Background: The existence of a super-select group of centenarians that demonstrates increased survivorship has been hypothesized. However, it is unknown if this super-select group possesses similar characteristics apart from extreme longevity. Methods: In this study, we analyse high-quality health and survival data of Danish centenarians born in 1895, 1905 and 1910. We use Latent Class Analysis to identify unobserved health classes and to test whether these super-select lives share similar health characteristics. Results: We find that, even after age 100, a clear and distinct gradient in health exists and that this gradient is remarkably similar across different birth cohorts of centenarians. Based on the level of health, we identify three clusters of centenarians - robust, frail and intermediate - and show that these groups have different survival prospects. The most distinctive characteristic of the robust centenarians is the outperformance in different health dimensions (physical, functional and cognitive). Finally, we show that our health class categorizations are good predictors of the survival prospects of centenarians. Conclusions: There is a clear stratification in health and functioning among those over 100 years of age and these differences are associated with survival beyond age 100.

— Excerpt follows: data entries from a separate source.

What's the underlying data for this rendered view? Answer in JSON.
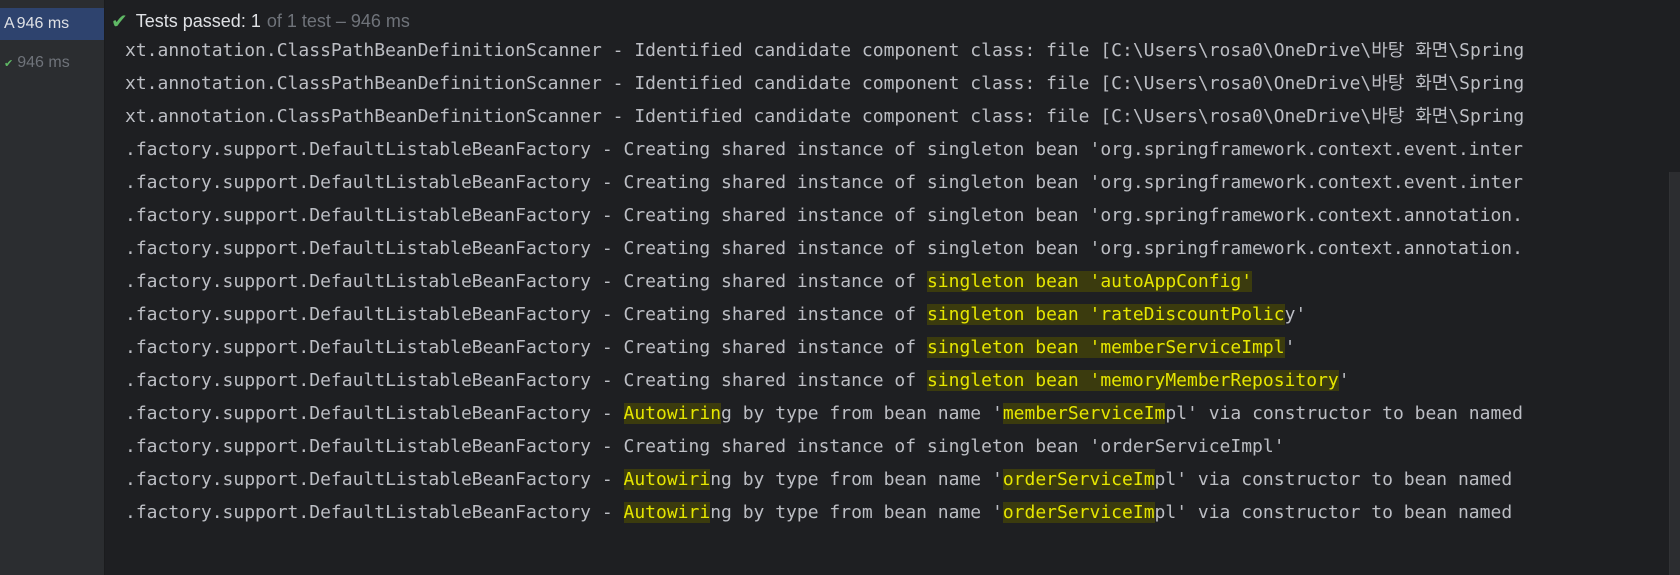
{
  "tree": {
    "root_prefix": "A",
    "root_time": "946 ms",
    "child_time": "946 ms"
  },
  "status": {
    "label": "Tests passed: 1",
    "detail": "of 1 test – 946 ms"
  },
  "colors": {
    "background": "#1e1f22",
    "sidebar": "#2b2d30",
    "selected": "#2e436e",
    "pass_green": "#5fb865",
    "highlight_yellow": "#e6e600"
  },
  "icons": {
    "status": "check-icon",
    "child_status": "check-icon"
  },
  "log_lines": [
    [
      {
        "t": "xt.annotation.ClassPathBeanDefinitionScanner - Identified candidate component class: file [C:\\Users\\rosa0\\OneDrive\\바탕 화면\\Spring"
      }
    ],
    [
      {
        "t": "xt.annotation.ClassPathBeanDefinitionScanner - Identified candidate component class: file [C:\\Users\\rosa0\\OneDrive\\바탕 화면\\Spring"
      }
    ],
    [
      {
        "t": "xt.annotation.ClassPathBeanDefinitionScanner - Identified candidate component class: file [C:\\Users\\rosa0\\OneDrive\\바탕 화면\\Spring"
      }
    ],
    [
      {
        "t": ".factory.support.DefaultListableBeanFactory - Creating shared instance of singleton bean 'org.springframework.context.event.inter"
      }
    ],
    [
      {
        "t": ".factory.support.DefaultListableBeanFactory - Creating shared instance of singleton bean 'org.springframework.context.event.inter"
      }
    ],
    [
      {
        "t": ".factory.support.DefaultListableBeanFactory - Creating shared instance of singleton bean 'org.springframework.context.annotation."
      }
    ],
    [
      {
        "t": ".factory.support.DefaultListableBeanFactory - Creating shared instance of singleton bean 'org.springframework.context.annotation."
      }
    ],
    [
      {
        "t": ".factory.support.DefaultListableBeanFactory - Creating shared instance of "
      },
      {
        "t": "singleton bean 'autoAppConfig'",
        "h": true
      }
    ],
    [
      {
        "t": ".factory.support.DefaultListableBeanFactory - Creating shared instance of "
      },
      {
        "t": "singleton bean 'rateDiscountPolic",
        "h": true
      },
      {
        "t": "y'"
      }
    ],
    [
      {
        "t": ".factory.support.DefaultListableBeanFactory - Creating shared instance of "
      },
      {
        "t": "singleton bean 'memberServiceImpl",
        "h": true
      },
      {
        "t": "'"
      }
    ],
    [
      {
        "t": ".factory.support.DefaultListableBeanFactory - Creating shared instance of "
      },
      {
        "t": "singleton bean 'memoryMemberRepository",
        "h": true
      },
      {
        "t": "'"
      }
    ],
    [
      {
        "t": ".factory.support.DefaultListableBeanFactory - "
      },
      {
        "t": "Autowirin",
        "h": true
      },
      {
        "t": "g by type from bean name '"
      },
      {
        "t": "memberServiceIm",
        "h": true
      },
      {
        "t": "pl' via constructor to bean named"
      }
    ],
    [
      {
        "t": ".factory.support.DefaultListableBeanFactory - Creating shared instance of singleton bean 'orderServiceImpl'"
      }
    ],
    [
      {
        "t": ".factory.support.DefaultListableBeanFactory - "
      },
      {
        "t": "Autowiri",
        "h": true
      },
      {
        "t": "ng by type from bean name '"
      },
      {
        "t": "orderServiceIm",
        "h": true
      },
      {
        "t": "pl' via constructor to bean named"
      }
    ],
    [
      {
        "t": ".factory.support.DefaultListableBeanFactory - "
      },
      {
        "t": "Autowiri",
        "h": true
      },
      {
        "t": "ng by type from bean name '"
      },
      {
        "t": "orderServiceIm",
        "h": true
      },
      {
        "t": "pl' via constructor to bean named"
      }
    ]
  ]
}
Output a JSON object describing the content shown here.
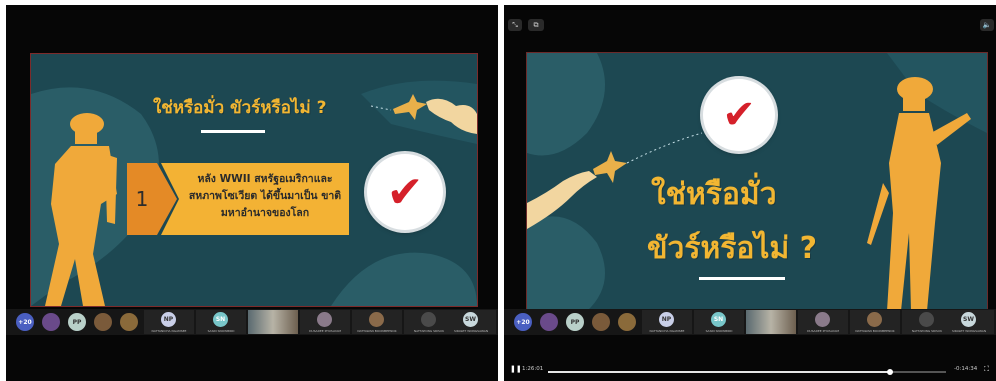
{
  "left": {
    "slide": {
      "title": "ใช่หรือมั่ว ขัวร์หรือไม่ ?",
      "question_number": "1",
      "question_text": "หลัง WWII สหรัฐอเมริกาและ สหภาพโซเวียต ได้ขึ้นมาเป็น ขาติมหาอำนาจของโลก",
      "check_mark": "✔"
    },
    "participants": [
      {
        "initials": "+20",
        "color": "#4a5fc1"
      },
      {
        "initials": "",
        "color": "#6a4a8a"
      },
      {
        "initials": "PP",
        "color": "#b9d0c9"
      },
      {
        "initials": "",
        "color": "#7a5a3a"
      },
      {
        "initials": "",
        "color": "#8a6a3a"
      }
    ],
    "tiles": [
      {
        "initials": "NP",
        "name": "NATTANICHA NGAMSEE",
        "color": "#c9cfe8"
      },
      {
        "initials": "SN",
        "name": "SASIN SNOWBIRD",
        "color": "#78c6c9"
      },
      {
        "initials": "",
        "name": "",
        "color": ""
      },
      {
        "initials": "",
        "name": "DUSADEE PHUSAYAM",
        "color": "#8a7a8a"
      },
      {
        "initials": "",
        "name": "NATTAWAN BOONMEENOK",
        "color": "#8a6a4a"
      },
      {
        "initials": "",
        "name": "NATTAPONG SRISUK",
        "color": "#4a4a4a"
      },
      {
        "initials": "SW",
        "name": "SIRAWIT WONGSAWAN",
        "color": "#c8d8dc"
      }
    ]
  },
  "right": {
    "slide": {
      "title_line1": "ใช่หรือมั่ว",
      "title_line2": "ขัวร์หรือไม่ ?",
      "check_mark": "✔"
    },
    "controls": {
      "expand_icon_label": "⤡",
      "pip_icon_label": "⧉",
      "volume_icon_label": "🔈"
    },
    "participants": [
      {
        "initials": "+20",
        "color": "#4a5fc1"
      },
      {
        "initials": "",
        "color": "#6a4a8a"
      },
      {
        "initials": "PP",
        "color": "#b9d0c9"
      },
      {
        "initials": "",
        "color": "#7a5a3a"
      },
      {
        "initials": "",
        "color": "#8a6a3a"
      }
    ],
    "tiles": [
      {
        "initials": "NP",
        "name": "NATTANICHA NGAMSEE",
        "color": "#c9cfe8"
      },
      {
        "initials": "SN",
        "name": "SASIN SNOWBIRD",
        "color": "#78c6c9"
      },
      {
        "initials": "",
        "name": "",
        "color": ""
      },
      {
        "initials": "",
        "name": "DUSADEE PHUSAYAM",
        "color": "#8a7a8a"
      },
      {
        "initials": "",
        "name": "NATTAWAN BOONMEENOK",
        "color": "#8a6a4a"
      },
      {
        "initials": "",
        "name": "NATTAPONG SRISUK",
        "color": "#4a4a4a"
      },
      {
        "initials": "SW",
        "name": "SIRAWIT WONGSAWAN",
        "color": "#c8d8dc"
      }
    ],
    "player": {
      "play_pause_label": "❚❚",
      "elapsed": "1:26:01",
      "remaining": "-0:14:34",
      "progress": 0.86,
      "fullscreen_label": "⛶"
    }
  }
}
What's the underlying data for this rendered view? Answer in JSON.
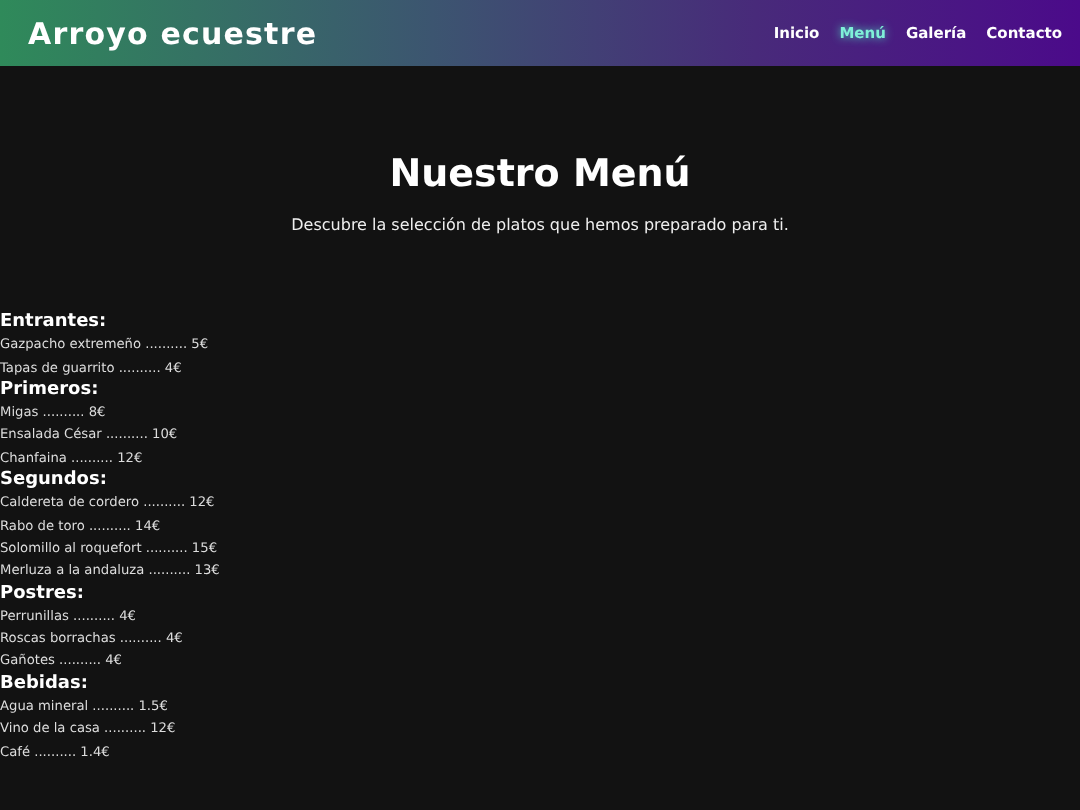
{
  "header": {
    "logo": "Arroyo ecuestre",
    "nav": [
      {
        "label": "Inicio",
        "selected": false
      },
      {
        "label": "Menú",
        "selected": true
      },
      {
        "label": "Galería",
        "selected": false
      },
      {
        "label": "Contacto",
        "selected": false
      }
    ]
  },
  "hero": {
    "title": "Nuestro Menú",
    "subtitle": "Descubre la selección de platos que hemos preparado para ti."
  },
  "sections": [
    {
      "heading": "Entrantes:",
      "items": [
        "Gazpacho extremeño .......... 5€",
        "Tapas de guarrito .......... 4€"
      ]
    },
    {
      "heading": "Primeros:",
      "items": [
        "Migas .......... 8€",
        "Ensalada César .......... 10€",
        "Chanfaina .......... 12€"
      ]
    },
    {
      "heading": "Segundos:",
      "items": [
        "Caldereta de cordero .......... 12€",
        "Rabo de toro .......... 14€",
        "Solomillo al roquefort .......... 15€",
        "Merluza a la andaluza .......... 13€"
      ]
    },
    {
      "heading": "Postres:",
      "items": [
        "Perrunillas .......... 4€",
        "Roscas borrachas .......... 4€",
        "Gañotes .......... 4€"
      ]
    },
    {
      "heading": "Bebidas:",
      "items": [
        "Agua mineral .......... 1.5€",
        "Vino de la casa .......... 12€",
        "Café .......... 1.4€"
      ]
    }
  ]
}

Bibliografisk noteFunding Information:
The research and publication of this paper were supported by the AXA Research Fund, through the funding for the “AXA Chair in Longevity Research”.
The various studies of the Danish Birth Cohorts have received funding from different contributors. They are presented here as an assembled list: Danish National Research Foundation; U.S. National Institute on Aging - National Institutes of Health [grant PO1-AG08761]; Danish Health Insurance Foundation [grant 2006B139]; Danish Agency for Science, Technology and Innovation; Danish Interdisciplinary Research Council; Danish Council for Independent Research – Medical Science [grant 09- 070081]; Novo Nordisk Foundation; Faculty of Health Sciences, University of Southern Denmark; Clinical Institute of Research, University of Southern Denmark; Agnes and Knut Mørk Foundation; Health Foundation (Helsefonden) [grant 16-B-0271]. The Danish Aging Research Center is supported by a grant from the Velux Foundation.